Around 1966, as this article outlines, Mao launched his “cultural revolution” to eradicate the country of its old systems (sound familiar, already?) and eradicate remnants of opposition or resistance that still remained in China. It lasted about 10 years, and had a horrific impact – as many as 20 million Chinese died, but no one really knows for sure.


Recommended by Ricochet Members Created with Sketch. Taking the Doggerel for a Walk


If I had a shiny gun
I could have a world of fun
Putting bullets through the brains
Of all the folks who give me pains.

Or if I had some poison gas
I could make the moments pass
Bumping off a number of
People whom I do not love.


Contributor Post Created with Sketch. Recommended by Ricochet Members Created with Sketch. Stand Up for Something


Stipulated, I am no poet. Nevertheless, herein I offer a bit of what I understand to be free verse. It seemed to fit the thoughts and feelings of the moment.
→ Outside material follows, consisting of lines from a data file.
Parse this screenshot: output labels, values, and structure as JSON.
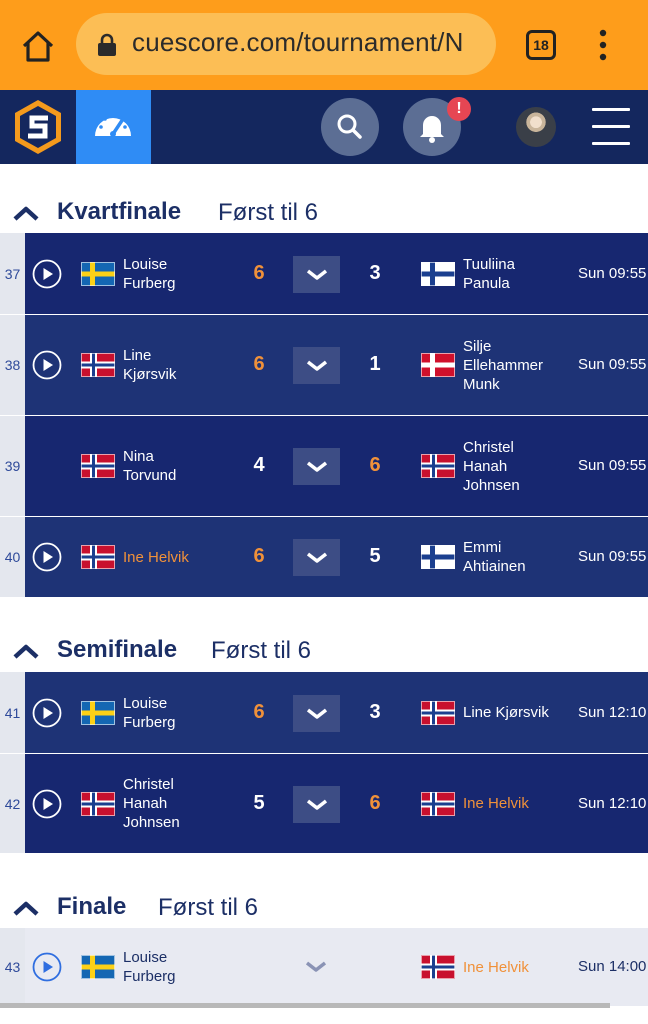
{
  "browser": {
    "url": "cuescore.com/tournament/N",
    "tab_count": "18"
  },
  "header": {
    "notification_badge": "!"
  },
  "colors": {
    "browser_bar": "#fe9d1b",
    "header_bg": "#14275e",
    "accent_blue": "#2f8cf5",
    "winner_orange": "#f0913a"
  },
  "sections": [
    {
      "title": "Kvartfinale",
      "rule": "Først til 6",
      "matches": [
        {
          "num": "37",
          "p1": "Louise\nFurberg",
          "p1_flag": "se",
          "s1": "6",
          "s2": "3",
          "p2": "Tuuliina\nPanula",
          "p2_flag": "fi",
          "time": "Sun 09:55",
          "has_play": true
        },
        {
          "num": "38",
          "p1": "Line\nKjørsvik",
          "p1_flag": "no",
          "s1": "6",
          "s2": "1",
          "p2": "Silje\nEllehammer\nMunk",
          "p2_flag": "dk",
          "time": "Sun 09:55",
          "has_play": true
        },
        {
          "num": "39",
          "p1": "Nina\nTorvund",
          "p1_flag": "no",
          "s1": "4",
          "s2": "6",
          "p2": "Christel\nHanah\nJohnsen",
          "p2_flag": "no",
          "time": "Sun 09:55",
          "has_play": false
        },
        {
          "num": "40",
          "p1": "Ine Helvik",
          "p1_flag": "no",
          "s1": "6",
          "s2": "5",
          "p2": "Emmi\nAhtiainen",
          "p2_flag": "fi",
          "time": "Sun 09:55",
          "has_play": true
        }
      ]
    },
    {
      "title": "Semifinale",
      "rule": "Først til 6",
      "matches": [
        {
          "num": "41",
          "p1": "Louise\nFurberg",
          "p1_flag": "se",
          "s1": "6",
          "s2": "3",
          "p2": "Line Kjørsvik",
          "p2_flag": "no",
          "time": "Sun 12:10",
          "has_play": true
        },
        {
          "num": "42",
          "p1": "Christel\nHanah\nJohnsen",
          "p1_flag": "no",
          "s1": "5",
          "s2": "6",
          "p2": "Ine Helvik",
          "p2_flag": "no",
          "time": "Sun 12:10",
          "has_play": true
        }
      ]
    },
    {
      "title": "Finale",
      "rule": "Først til 6",
      "matches": [
        {
          "num": "43",
          "p1": "Louise\nFurberg",
          "p1_flag": "se",
          "s1": "",
          "s2": "",
          "p2": "Ine Helvik",
          "p2_flag": "no",
          "time": "Sun 14:00",
          "has_play": true
        }
      ]
    }
  ]
}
Doggerel it may be, but the contents, the realities behind the words, have been dogging my thoughts for some time.

Stand up!


Recommended by Ricochet Members Created with Sketch. Woke America Runs on Ignorance


Woke world is a simple, black-and-white, never-never land of good and evil, oppressors and oppressed. But everything is simple until you know something about it. Binary morality can rarely endure the light of knowledge and understanding.

In a recent column, George Will writes about “our lumpen intelligentsia”:


Recommended by Ricochet Members Created with Sketch. Expected Deaths and COVID


@misterbitcoin posted a link to the CDC website to point out that the Wuhan Virus is waning. The most interesting number to me is “percent of expected deaths.” What does that mean? Let’s go to the CDC definition:

Percent of expected deaths is the number of deaths for all causes for this week in 2020 compared to the average number across the same week in 2017–2019. Previous analyses of 2015–2016 provisional data completeness have found that completeness is lower in the first few weeks following the date of death (<25%), and then increases over time such that data are generally at least 75% complete within 8 weeks of when the death occurred (8).